Rates of c-sections are increasing in many countries, including the U.S., which logged a 32% c-section rate in 2007 compared to just 5% in the 1960s. According to What Health, this may be due to several factors such as increases in multiple births, the rise of older women giving birth and increases in obesity in pregnant women.

Possible Complications

Preventable c-sections are said to be responsible for 20,000 surgical complications per year, ICAN said. This includes organ injuries, sepsis, infection and hemorrhage. And as with any other surgery, there is a risk for blood loss.

A part of the International Cesarean Awareness Month campaign supports the reduction of the procedure in mothers who don't need or won't benefit from it, What Health said.

"The inappropriate overuse of cesarean surgery is jeopardizing lives," ICAN said.

Risk To Babies

Although considered "unlikely," babies born via c-section may also sustain surgery-related injuries such as small cuts, Methodist Healthcare said. Still, it noted that such deliveries pose "low risk" to both the mother and their children as most doctors only perform them "when necessary."

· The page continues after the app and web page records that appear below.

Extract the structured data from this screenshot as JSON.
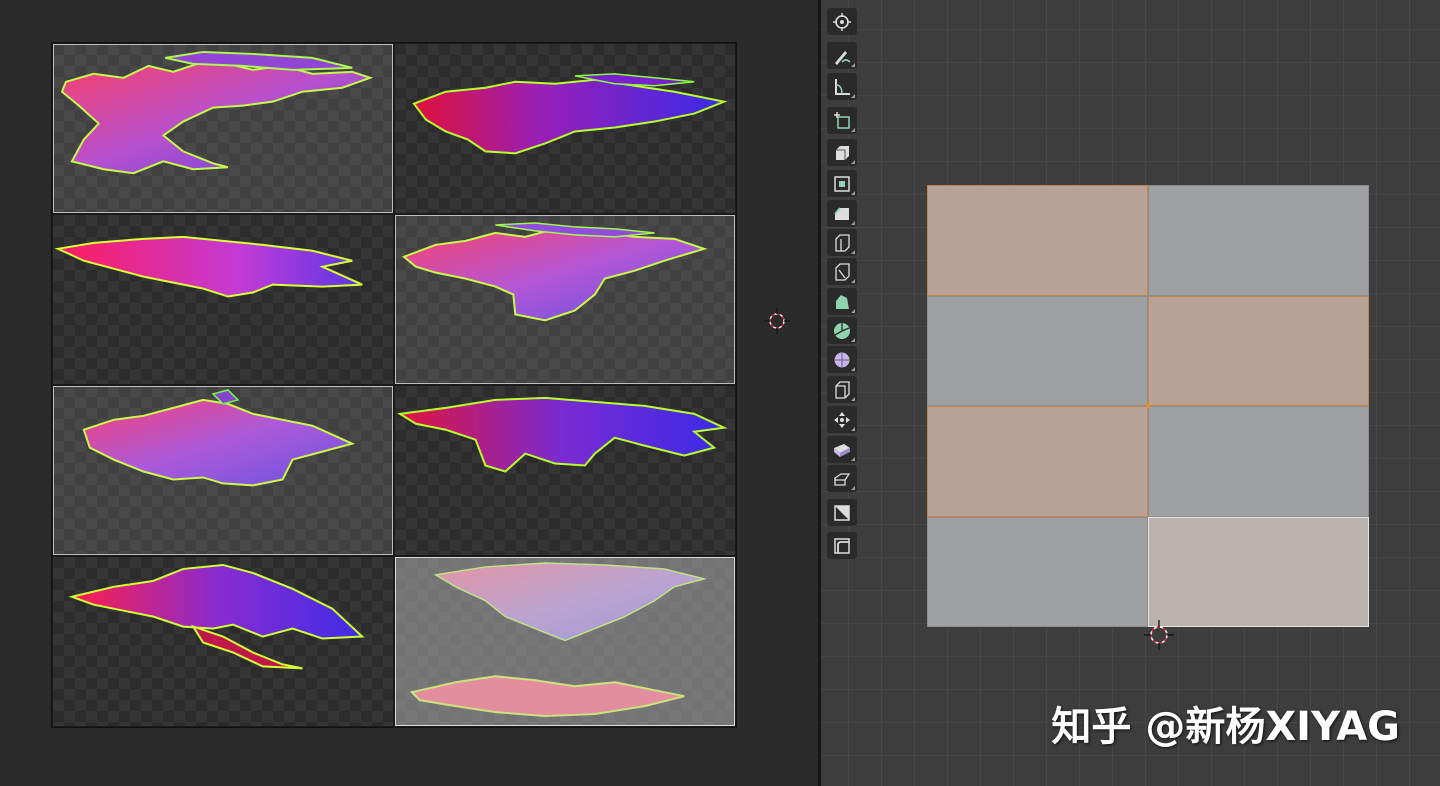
{
  "uv_editor": {
    "tiles": [
      {
        "id": "tile-1",
        "state": "selected"
      },
      {
        "id": "tile-2",
        "state": "normal"
      },
      {
        "id": "tile-3",
        "state": "normal"
      },
      {
        "id": "tile-4",
        "state": "selected"
      },
      {
        "id": "tile-5",
        "state": "selected"
      },
      {
        "id": "tile-6",
        "state": "normal"
      },
      {
        "id": "tile-7",
        "state": "normal"
      },
      {
        "id": "tile-8",
        "state": "active"
      }
    ]
  },
  "toolbar": {
    "tools": [
      {
        "name": "cursor-tool",
        "icon": "cursor-icon"
      },
      {
        "name": "annotate-tool",
        "icon": "annotate-icon"
      },
      {
        "name": "measure-tool",
        "icon": "measure-icon"
      },
      {
        "name": "add-cube-tool",
        "icon": "add-cube-icon"
      },
      {
        "name": "extrude-tool",
        "icon": "extrude-icon"
      },
      {
        "name": "inset-tool",
        "icon": "inset-icon"
      },
      {
        "name": "bevel-tool",
        "icon": "bevel-icon"
      },
      {
        "name": "loop-cut-tool",
        "icon": "loop-cut-icon"
      },
      {
        "name": "knife-tool",
        "icon": "knife-icon"
      },
      {
        "name": "poly-build-tool",
        "icon": "poly-build-icon"
      },
      {
        "name": "spin-tool",
        "icon": "spin-icon"
      },
      {
        "name": "smooth-tool",
        "icon": "smooth-icon"
      },
      {
        "name": "edge-slide-tool",
        "icon": "edge-slide-icon"
      },
      {
        "name": "shrink-fatten-tool",
        "icon": "shrink-fatten-icon"
      },
      {
        "name": "shear-tool",
        "icon": "shear-icon"
      },
      {
        "name": "rip-region-tool",
        "icon": "rip-region-icon"
      },
      {
        "name": "uv-tool-a",
        "icon": "uv-square-icon"
      },
      {
        "name": "uv-tool-b",
        "icon": "uv-corner-icon"
      }
    ]
  },
  "mesh": {
    "faces": [
      "sel",
      "normal",
      "normal",
      "sel",
      "sel",
      "normal",
      "normal",
      "act"
    ]
  },
  "colors": {
    "selected_face": "#b7a298",
    "selected_edge": "#c4844a",
    "active_face": "#bab2ad",
    "unselected_face": "#9fa0a1"
  },
  "watermark": "知乎 @新杨XIYAG"
}
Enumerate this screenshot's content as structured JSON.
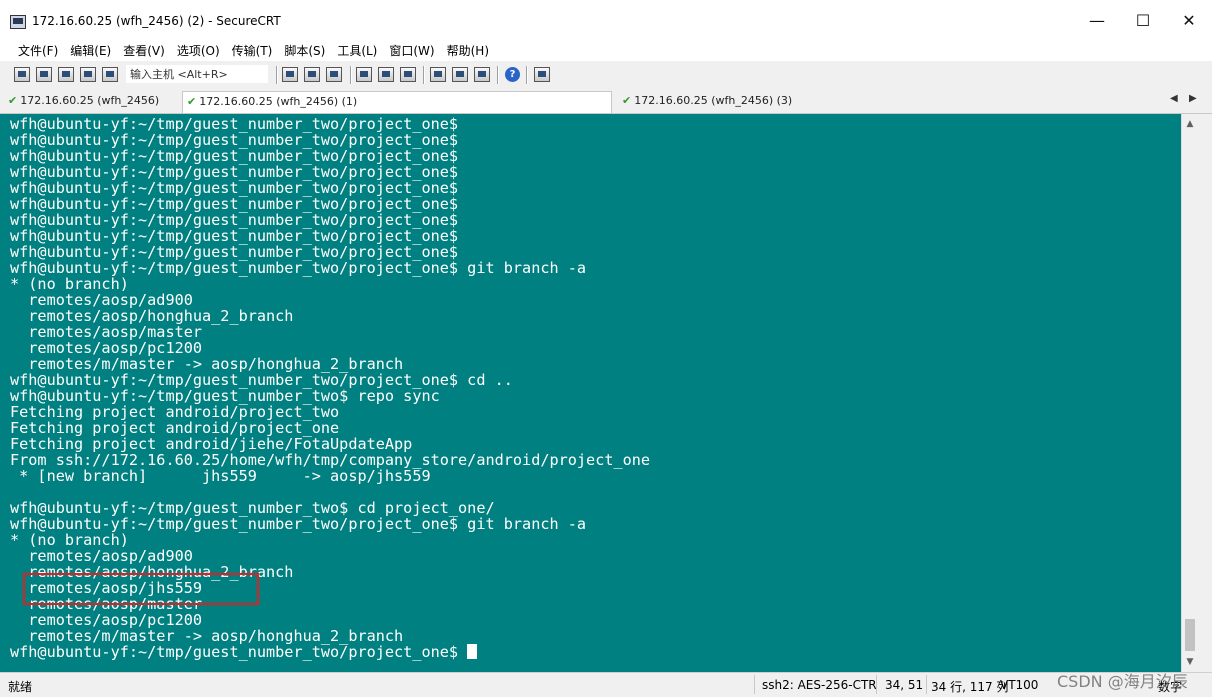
{
  "window": {
    "title": "172.16.60.25 (wfh_2456) (2) - SecureCRT",
    "controls": {
      "minimize": "—",
      "maximize": "☐",
      "close": "✕"
    }
  },
  "menu": {
    "items": [
      "文件(F)",
      "编辑(E)",
      "查看(V)",
      "选项(O)",
      "传输(T)",
      "脚本(S)",
      "工具(L)",
      "窗口(W)",
      "帮助(H)"
    ]
  },
  "toolbar": {
    "quick_connect_label": "输入主机 <Alt+R>",
    "help_glyph": "?"
  },
  "tabs": [
    {
      "label": "172.16.60.25 (wfh_2456)",
      "active": false
    },
    {
      "label": "172.16.60.25 (wfh_2456) (1)",
      "active": true
    },
    {
      "label": "172.16.60.25 (wfh_2456) (3)",
      "active": false
    }
  ],
  "tab_nav": {
    "prev": "◀",
    "next": "▶"
  },
  "terminal": {
    "background": "#008080",
    "lines": [
      "wfh@ubuntu-yf:~/tmp/guest_number_two/project_one$",
      "wfh@ubuntu-yf:~/tmp/guest_number_two/project_one$",
      "wfh@ubuntu-yf:~/tmp/guest_number_two/project_one$",
      "wfh@ubuntu-yf:~/tmp/guest_number_two/project_one$",
      "wfh@ubuntu-yf:~/tmp/guest_number_two/project_one$",
      "wfh@ubuntu-yf:~/tmp/guest_number_two/project_one$",
      "wfh@ubuntu-yf:~/tmp/guest_number_two/project_one$",
      "wfh@ubuntu-yf:~/tmp/guest_number_two/project_one$",
      "wfh@ubuntu-yf:~/tmp/guest_number_two/project_one$",
      "wfh@ubuntu-yf:~/tmp/guest_number_two/project_one$ git branch -a",
      "* (no branch)",
      "  remotes/aosp/ad900",
      "  remotes/aosp/honghua_2_branch",
      "  remotes/aosp/master",
      "  remotes/aosp/pc1200",
      "  remotes/m/master -> aosp/honghua_2_branch",
      "wfh@ubuntu-yf:~/tmp/guest_number_two/project_one$ cd ..",
      "wfh@ubuntu-yf:~/tmp/guest_number_two$ repo sync",
      "Fetching project android/project_two",
      "Fetching project android/project_one",
      "Fetching project android/jiehe/FotaUpdateApp",
      "From ssh://172.16.60.25/home/wfh/tmp/company_store/android/project_one",
      " * [new branch]      jhs559     -> aosp/jhs559",
      "",
      "wfh@ubuntu-yf:~/tmp/guest_number_two$ cd project_one/",
      "wfh@ubuntu-yf:~/tmp/guest_number_two/project_one$ git branch -a",
      "* (no branch)",
      "  remotes/aosp/ad900",
      "  remotes/aosp/honghua_2_branch",
      "  remotes/aosp/jhs559",
      "  remotes/aosp/master",
      "  remotes/aosp/pc1200",
      "  remotes/m/master -> aosp/honghua_2_branch"
    ],
    "prompt": "wfh@ubuntu-yf:~/tmp/guest_number_two/project_one$ "
  },
  "statusbar": {
    "ready": "就绪",
    "encryption": "ssh2: AES-256-CTR",
    "cursor_pos": "34, 51",
    "dimensions": "34 行, 117 列",
    "terminal_type": "VT100",
    "num_lock": "数字"
  },
  "watermark": "CSDN @海月汐辰",
  "colors": {
    "terminal_bg": "#008080",
    "highlight_border": "#e02020"
  }
}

As ICAN said, if the c-section is necessary, it can actually be life-saving. But whether a mother is giving birth vaginally or via c-section, what's important is to protect both her and her baby's health. This means opting for the right procedure for the situation.

"My personal philosophy is that having a vaginal delivery is safer for the woman," Reut Bardach, MD, an OBGYN at the Medical City of Trinity in Florida, said, according to Methodist Healthcare. "Our bodies are designed to have babies vaginally, but both options have their own benefits."

Pictured: Representative image of a pregnant person. Pixabay